Go through the material underneath and show every line where the string "wireframe" occurs.

══ DATA SUPPLIED ══

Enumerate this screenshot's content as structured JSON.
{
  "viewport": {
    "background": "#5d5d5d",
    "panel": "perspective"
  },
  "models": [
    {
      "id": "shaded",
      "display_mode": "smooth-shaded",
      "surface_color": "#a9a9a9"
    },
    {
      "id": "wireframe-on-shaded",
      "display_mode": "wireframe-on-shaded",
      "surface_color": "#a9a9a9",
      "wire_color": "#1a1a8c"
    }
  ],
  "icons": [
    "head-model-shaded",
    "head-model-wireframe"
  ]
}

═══

- REPLY:
      "id": "wireframe-on-shaded",
      "display_mode": "wireframe-on-shaded",
    "head-model-wireframe"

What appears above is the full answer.